▶ _WORK INSTRUCTIONS_: Will you give every entry again exactly as it stands?

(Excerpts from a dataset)
★ ★ ★ ★

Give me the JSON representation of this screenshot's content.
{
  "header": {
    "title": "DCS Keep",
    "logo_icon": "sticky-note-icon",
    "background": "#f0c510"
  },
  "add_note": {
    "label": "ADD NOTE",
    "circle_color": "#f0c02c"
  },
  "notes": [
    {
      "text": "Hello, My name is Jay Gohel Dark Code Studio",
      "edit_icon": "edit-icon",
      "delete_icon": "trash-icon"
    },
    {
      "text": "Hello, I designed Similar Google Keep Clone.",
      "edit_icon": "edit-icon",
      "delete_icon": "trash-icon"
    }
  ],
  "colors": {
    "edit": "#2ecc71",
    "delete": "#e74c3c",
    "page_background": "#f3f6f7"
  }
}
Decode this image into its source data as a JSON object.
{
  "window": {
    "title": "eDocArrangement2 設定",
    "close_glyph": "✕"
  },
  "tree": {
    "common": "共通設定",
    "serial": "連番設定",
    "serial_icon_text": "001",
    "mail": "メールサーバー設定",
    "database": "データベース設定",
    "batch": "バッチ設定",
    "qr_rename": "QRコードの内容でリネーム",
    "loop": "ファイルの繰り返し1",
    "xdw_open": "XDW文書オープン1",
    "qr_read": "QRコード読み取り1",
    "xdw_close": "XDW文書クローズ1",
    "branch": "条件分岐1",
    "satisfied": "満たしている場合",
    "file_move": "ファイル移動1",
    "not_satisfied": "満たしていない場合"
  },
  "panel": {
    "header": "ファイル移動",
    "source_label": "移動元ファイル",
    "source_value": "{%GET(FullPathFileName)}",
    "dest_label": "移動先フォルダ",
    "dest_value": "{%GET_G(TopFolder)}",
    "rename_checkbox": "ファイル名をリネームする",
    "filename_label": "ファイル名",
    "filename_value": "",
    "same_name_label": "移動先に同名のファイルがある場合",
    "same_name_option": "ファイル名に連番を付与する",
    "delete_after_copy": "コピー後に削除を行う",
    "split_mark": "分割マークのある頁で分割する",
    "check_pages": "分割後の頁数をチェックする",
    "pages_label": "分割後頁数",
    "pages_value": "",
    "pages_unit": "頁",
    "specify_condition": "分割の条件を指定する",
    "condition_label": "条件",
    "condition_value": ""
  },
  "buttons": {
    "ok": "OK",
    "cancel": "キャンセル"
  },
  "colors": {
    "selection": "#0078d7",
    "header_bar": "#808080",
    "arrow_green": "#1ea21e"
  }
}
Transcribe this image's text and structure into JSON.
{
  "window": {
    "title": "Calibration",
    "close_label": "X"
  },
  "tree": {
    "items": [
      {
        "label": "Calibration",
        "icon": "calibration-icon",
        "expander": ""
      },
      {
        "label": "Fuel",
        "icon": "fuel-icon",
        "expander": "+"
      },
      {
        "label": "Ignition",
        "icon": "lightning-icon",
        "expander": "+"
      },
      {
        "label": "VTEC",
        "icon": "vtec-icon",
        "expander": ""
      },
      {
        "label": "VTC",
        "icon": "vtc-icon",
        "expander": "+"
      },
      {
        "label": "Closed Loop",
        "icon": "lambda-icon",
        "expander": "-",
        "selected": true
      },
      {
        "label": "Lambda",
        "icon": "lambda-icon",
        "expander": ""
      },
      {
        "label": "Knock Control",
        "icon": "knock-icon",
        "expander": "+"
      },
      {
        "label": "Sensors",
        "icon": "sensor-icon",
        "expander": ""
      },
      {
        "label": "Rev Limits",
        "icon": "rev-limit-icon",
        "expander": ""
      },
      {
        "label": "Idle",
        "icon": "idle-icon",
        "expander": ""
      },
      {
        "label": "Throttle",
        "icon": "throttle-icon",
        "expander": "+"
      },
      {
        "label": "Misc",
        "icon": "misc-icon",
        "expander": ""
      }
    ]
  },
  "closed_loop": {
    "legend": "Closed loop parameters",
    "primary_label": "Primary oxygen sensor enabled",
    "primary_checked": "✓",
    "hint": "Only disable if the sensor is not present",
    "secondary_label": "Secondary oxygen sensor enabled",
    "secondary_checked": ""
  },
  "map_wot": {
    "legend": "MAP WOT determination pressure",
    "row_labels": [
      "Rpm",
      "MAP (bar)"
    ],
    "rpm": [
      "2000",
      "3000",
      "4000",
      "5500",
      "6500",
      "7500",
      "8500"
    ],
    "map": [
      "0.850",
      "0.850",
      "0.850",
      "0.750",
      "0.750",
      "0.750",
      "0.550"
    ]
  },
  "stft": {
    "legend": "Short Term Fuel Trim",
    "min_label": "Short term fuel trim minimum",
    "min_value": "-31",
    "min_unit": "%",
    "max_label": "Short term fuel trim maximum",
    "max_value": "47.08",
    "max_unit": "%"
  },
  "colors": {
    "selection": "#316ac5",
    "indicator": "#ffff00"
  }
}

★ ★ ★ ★

▶ _ANSWER TO THIS TASK_:
Give me the JSON representation of this screenshot's content.
{
  "header": {
    "title": "DCS Keep",
    "logo_icon": "sticky-note-icon",
    "background": "#f0c510"
  },
  "add_note": {
    "label": "ADD NOTE",
    "circle_color": "#f0c02c"
  },
  "notes": [
    {
      "text": "Hello, My name is Jay Gohel Dark Code Studio",
      "edit_icon": "edit-icon",
      "delete_icon": "trash-icon"
    },
    {
      "text": "Hello, I designed Similar Google Keep Clone.",
      "edit_icon": "edit-icon",
      "delete_icon": "trash-icon"
    }
  ],
  "colors": {
    "edit": "#2ecc71",
    "delete": "#e74c3c",
    "page_background": "#f3f6f7"
  }
}
Decode this image into its source data as a JSON object.
{
  "window": {
    "title": "eDocArrangement2 設定",
    "close_glyph": "✕"
  },
  "tree": {
    "common": "共通設定",
    "serial": "連番設定",
    "serial_icon_text": "001",
    "mail": "メールサーバー設定",
    "database": "データベース設定",
    "batch": "バッチ設定",
    "qr_rename": "QRコードの内容でリネーム",
    "loop": "ファイルの繰り返し1",
    "xdw_open": "XDW文書オープン1",
    "qr_read": "QRコード読み取り1",
    "xdw_close": "XDW文書クローズ1",
    "branch": "条件分岐1",
    "satisfied": "満たしている場合",
    "file_move": "ファイル移動1",
    "not_satisfied": "満たしていない場合"
  },
  "panel": {
    "header": "ファイル移動",
    "source_label": "移動元ファイル",
    "source_value": "{%GET(FullPathFileName)}",
    "dest_label": "移動先フォルダ",
    "dest_value": "{%GET_G(TopFolder)}",
    "rename_checkbox": "ファイル名をリネームする",
    "filename_label": "ファイル名",
    "filename_value": "",
    "same_name_label": "移動先に同名のファイルがある場合",
    "same_name_option": "ファイル名に連番を付与する",
    "delete_after_copy": "コピー後に削除を行う",
    "split_mark": "分割マークのある頁で分割する",
    "check_pages": "分割後の頁数をチェックする",
    "pages_label": "分割後頁数",
    "pages_value": "",
    "pages_unit": "頁",
    "specify_condition": "分割の条件を指定する",
    "condition_label": "条件",
    "condition_value": ""
  },
  "buttons": {
    "ok": "OK",
    "cancel": "キャンセル"
  },
  "colors": {
    "selection": "#0078d7",
    "header_bar": "#808080",
    "arrow_green": "#1ea21e"
  }
}
Transcribe this image's text and structure into JSON.
{
  "window": {
    "title": "Calibration",
    "close_label": "X"
  },
  "tree": {
    "items": [
      {
        "label": "Calibration",
        "icon": "calibration-icon",
        "expander": ""
      },
      {
        "label": "Fuel",
        "icon": "fuel-icon",
        "expander": "+"
      },
      {
        "label": "Ignition",
        "icon": "lightning-icon",
        "expander": "+"
      },
      {
        "label": "VTEC",
        "icon": "vtec-icon",
        "expander": ""
      },
      {
        "label": "VTC",
        "icon": "vtc-icon",
        "expander": "+"
      },
      {
        "label": "Closed Loop",
        "icon": "lambda-icon",
        "expander": "-",
        "selected": true
      },
      {
        "label": "Lambda",
        "icon": "lambda-icon",
        "expander": ""
      },
      {
        "label": "Knock Control",
        "icon": "knock-icon",
        "expander": "+"
      },
      {
        "label": "Sensors",
        "icon": "sensor-icon",
        "expander": ""
      },
      {
        "label": "Rev Limits",
        "icon": "rev-limit-icon",
        "expander": ""
      },
      {
        "label": "Idle",
        "icon": "idle-icon",
        "expander": ""
      },
      {
        "label": "Throttle",
        "icon": "throttle-icon",
        "expander": "+"
      },
      {
        "label": "Misc",
        "icon": "misc-icon",
        "expander": ""
      }
    ]
  },
  "closed_loop": {
    "legend": "Closed loop parameters",
    "primary_label": "Primary oxygen sensor enabled",
    "primary_checked": "✓",
    "hint": "Only disable if the sensor is not present",
    "secondary_label": "Secondary oxygen sensor enabled",
    "secondary_checked": ""
  },
  "map_wot": {
    "legend": "MAP WOT determination pressure",
    "row_labels": [
      "Rpm",
      "MAP (bar)"
    ],
    "rpm": [
      "2000",
      "3000",
      "4000",
      "5500",
      "6500",
      "7500",
      "8500"
    ],
    "map": [
      "0.850",
      "0.850",
      "0.850",
      "0.750",
      "0.750",
      "0.750",
      "0.550"
    ]
  },
  "stft": {
    "legend": "Short Term Fuel Trim",
    "min_label": "Short term fuel trim minimum",
    "min_value": "-31",
    "min_unit": "%",
    "max_label": "Short term fuel trim maximum",
    "max_value": "47.08",
    "max_unit": "%"
  },
  "colors": {
    "selection": "#316ac5",
    "indicator": "#ffff00"
  }
}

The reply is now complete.